Domestic cats spraying urine in the home is obviously highly unpleasant but is entirely normal behaviour for a domestic cat under certain circumstances. I was surprised to read some rather shocking statistics in Dr Bruce Fogle’s book Complete Cat Care. He correctly says that cats spray urine for two completely different reasons, (1) a cat is stressed and feeling vulnerable or (2) a cat is confident and assertive over his territorial rights and is marking territory.
Also sexually active cats spray to indicate a readiness for mating. Neutered outdoor cats also spray urine in the usual way to mark territory and to top up their previous spraying. You’ll see it happen: a resident cat spraying urine over a shrub in the garden and a wandering stranger cat sprays over it to claim territory and then the resident cat also over sprays it to reclaim the territory. I’m referring here to communal areas in apartment blocks.
It’s the sort of place where if the residents like cats there is going to be lots of domestic cat wandering around in quite a small area where they feel pressured to claim some home range which they can call their own. This leads me to the conclusion that the frequency of indoor spraying is directly in proportion to the number of cats in the territory.
We are then led to the territory of indoor cats in multi-cat homes.
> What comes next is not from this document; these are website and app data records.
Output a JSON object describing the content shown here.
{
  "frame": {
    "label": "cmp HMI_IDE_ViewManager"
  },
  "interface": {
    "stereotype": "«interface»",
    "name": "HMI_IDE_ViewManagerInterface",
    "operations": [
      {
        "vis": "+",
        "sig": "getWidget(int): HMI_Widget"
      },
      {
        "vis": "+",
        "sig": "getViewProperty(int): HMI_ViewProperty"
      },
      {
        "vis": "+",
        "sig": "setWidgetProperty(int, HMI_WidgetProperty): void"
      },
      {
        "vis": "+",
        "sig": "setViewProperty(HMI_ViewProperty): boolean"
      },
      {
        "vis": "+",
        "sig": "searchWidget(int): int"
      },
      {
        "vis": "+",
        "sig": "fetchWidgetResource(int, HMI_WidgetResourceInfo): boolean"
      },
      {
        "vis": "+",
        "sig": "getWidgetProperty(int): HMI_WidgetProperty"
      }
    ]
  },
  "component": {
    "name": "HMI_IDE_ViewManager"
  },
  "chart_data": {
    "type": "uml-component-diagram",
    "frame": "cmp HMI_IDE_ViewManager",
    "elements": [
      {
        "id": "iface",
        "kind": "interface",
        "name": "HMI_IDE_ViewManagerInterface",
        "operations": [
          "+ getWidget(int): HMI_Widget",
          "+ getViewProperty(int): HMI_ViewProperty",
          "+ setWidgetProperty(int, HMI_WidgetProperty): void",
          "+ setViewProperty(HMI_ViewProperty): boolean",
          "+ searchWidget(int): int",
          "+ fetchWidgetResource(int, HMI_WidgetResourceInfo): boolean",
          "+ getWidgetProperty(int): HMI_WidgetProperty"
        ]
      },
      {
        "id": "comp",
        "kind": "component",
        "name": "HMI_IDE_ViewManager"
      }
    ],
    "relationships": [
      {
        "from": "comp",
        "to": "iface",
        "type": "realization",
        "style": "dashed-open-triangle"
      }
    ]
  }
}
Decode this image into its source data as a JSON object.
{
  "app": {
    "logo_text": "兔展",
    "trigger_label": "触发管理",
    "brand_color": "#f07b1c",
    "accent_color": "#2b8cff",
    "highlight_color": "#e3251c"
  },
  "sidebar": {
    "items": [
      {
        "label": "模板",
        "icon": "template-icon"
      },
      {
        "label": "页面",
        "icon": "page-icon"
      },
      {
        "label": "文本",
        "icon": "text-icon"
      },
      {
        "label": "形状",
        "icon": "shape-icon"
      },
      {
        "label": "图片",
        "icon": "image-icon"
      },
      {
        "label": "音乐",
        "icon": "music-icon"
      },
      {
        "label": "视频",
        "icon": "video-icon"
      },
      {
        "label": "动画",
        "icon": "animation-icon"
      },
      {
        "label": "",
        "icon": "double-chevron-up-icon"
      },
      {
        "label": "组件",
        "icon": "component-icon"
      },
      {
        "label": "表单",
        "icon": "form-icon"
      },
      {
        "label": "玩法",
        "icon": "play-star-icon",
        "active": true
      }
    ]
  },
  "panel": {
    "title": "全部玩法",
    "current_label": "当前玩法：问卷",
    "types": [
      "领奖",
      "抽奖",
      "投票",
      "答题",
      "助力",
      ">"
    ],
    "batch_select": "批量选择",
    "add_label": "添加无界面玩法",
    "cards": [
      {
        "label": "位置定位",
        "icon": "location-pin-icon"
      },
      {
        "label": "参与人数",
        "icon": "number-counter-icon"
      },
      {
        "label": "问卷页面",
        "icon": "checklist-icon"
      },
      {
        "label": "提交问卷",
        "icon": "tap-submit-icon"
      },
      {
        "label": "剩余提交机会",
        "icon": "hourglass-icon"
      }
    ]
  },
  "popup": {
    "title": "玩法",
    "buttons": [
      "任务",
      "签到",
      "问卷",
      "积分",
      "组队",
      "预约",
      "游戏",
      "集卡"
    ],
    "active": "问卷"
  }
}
Here you have sometimes up to 10 cats or more inside their home all the time. They have to divide up a small space, by their standards, into ten portions in order for each one to have their territory. This doesn’t happen in practice because in such a confined space their territories overlap. In effect they share it. Depending upon the individual cat this may feel unnatural and stressful and force some to assert dominance while others submit.
Dr Bruce Fogle says that although one cat is unlikely to spray it is more likely if there are two cats, and if there are three cats, “there is over a 50% chance that your home will be treated to the pungent aroma of cat urine, and if you have as many as six cats it rises to over 80%”.
He then goes on to say that, “If you have lots of cats, be prepared for liquid communication.”
You get the drift. Spraying urine is a form of communication and in multi-cat homes where the cats have been added without adequate consideration for the emotional state of the cats in terms of how they get along and their territorial requirements, there’s much more likely to be urine spraying for the reasons stated in the opening paragraph, namely stress or marking territory.
This is why, or a major reason why, in homes where there are many cats it is likely that you will be met with the permanent pungent aroma of urine. And it’s very hard to stop it. There are some exceptions, perhaps in very large houses and where the number of cats is not too large and also where they have been selected very carefully to get along. But in a typical example of minor cat hoarding where there are 10 cats as is the case with my neighbour the house becomes pretty well uninhabitable because of this horrendous ammonia smell.
And I don’t think it is possible to resolve the problem without taking drastic steps. If you have six or up to 10 cats and there is spraying going on I don’t think you’re going to fix it without removing some cats. That’s my honest opinion. The problem has gone too far down the wrong route and you will have to backup and undo what you’ve done and start again. That means less cats. If and when feline urine spraying gets out of control the home becomes a huge toilet were some cats simply top up what they’ve sprayed before. Where there is urine, cats like to use the same spot. The toilet effect.
It’s the same when a domestic cat urinates inappropriately. They will do it in the same place and therefore you have to remove the urine with an enzyme cleaner to get over that habit. The lesson that Dr Fogle’s statistics provide is that you have to think very seriously before taking on several or more domestic cats particularly if they are confined to the home.
SOME MORE ON SPRAYING: